June 25, 2012 (JUBA) – South Sudan has to develop a comprehensive plan to end violence in Jonglei state, said the United Nations after the release of a report on the inter-tribal violence that took place during the end of 2011 and February of this year.
Some 900 people were killed during the attacks carried by the Lou Nuer youth on the villages of Murle tribe during 12 days. Also women and children were abducted by the assailants who balm the latter for killing and kidnapping their kids in past attacks.
The Murles also launched retaliatory attacks on Lou Nuer and Bor Dinka villages and the fight continued to the first week of February 2012.
The UN Mission in South Sudan (UNMISS) underlined in its report the failure of South Sudanese authorities to protect civilians in the immense state of the new country stressing the lack of intervention impacted negatively on the situation.
"The failure of the Government to protect civilians from violence, investigate incidents and hold perpetrators accountable is believed to have contributed to this cycle of attacks which have resulted in increasing numbers of casualties and been marked by acts of deliberate cruelty," says the report.

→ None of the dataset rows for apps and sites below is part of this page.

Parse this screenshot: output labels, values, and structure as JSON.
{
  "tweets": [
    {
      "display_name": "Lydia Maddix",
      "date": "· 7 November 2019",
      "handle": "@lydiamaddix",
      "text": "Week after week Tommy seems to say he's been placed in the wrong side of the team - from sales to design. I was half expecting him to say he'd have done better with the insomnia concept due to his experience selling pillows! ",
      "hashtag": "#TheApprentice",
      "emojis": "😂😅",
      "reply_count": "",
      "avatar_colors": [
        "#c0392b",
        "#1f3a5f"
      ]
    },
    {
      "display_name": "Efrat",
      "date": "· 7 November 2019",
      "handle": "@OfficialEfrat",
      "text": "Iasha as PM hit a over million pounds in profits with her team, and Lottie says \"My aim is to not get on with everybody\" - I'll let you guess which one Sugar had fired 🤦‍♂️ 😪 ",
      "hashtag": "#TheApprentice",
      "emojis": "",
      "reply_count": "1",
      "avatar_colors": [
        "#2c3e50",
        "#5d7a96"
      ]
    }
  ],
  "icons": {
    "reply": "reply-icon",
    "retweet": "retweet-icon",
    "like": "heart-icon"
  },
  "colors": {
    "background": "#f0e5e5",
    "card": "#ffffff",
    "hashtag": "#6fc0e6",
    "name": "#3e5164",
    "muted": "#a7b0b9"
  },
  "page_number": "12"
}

UNMISS chief Hilde F. Johnson, called in a statement released in Juba Monday to study the causes of this tribal attacks and to bring the perpetrators of the attacks to the justice.
"This needs to be part of a comprehensive peace process in the state," she added.
The report provides a nine-point roadmap to avert future major outbreaks of violence, including the urgent activation of the Government’s Investigation Committee into the Jonglei State Crisis. Further It calls to prosecute the responsible for the violence pointing that such measure requires urgent Government action to strengthen all aspects of the country’s justice system.
UNMISS said that it carried out a series of extensive air and ground patrols that provided timely intelligence on the mobilization of armed youths and the destruction they inflicted on unarmed civilian populations in Jonglei.
The international mission also deployed troops, alongside units of the South Sudanese army, which helped save many lives in Pibor County in December 2011 and early January of this year.
The report points out that the delays in the SPLA deployments, despite early warning by UNMISS, prevented adequate protection of civilians.
In addition, it identifies constraints that prevented UNMISS from fulfilling more effectively its mandated responsibility to protect civilians under the imminent threat of physical violence.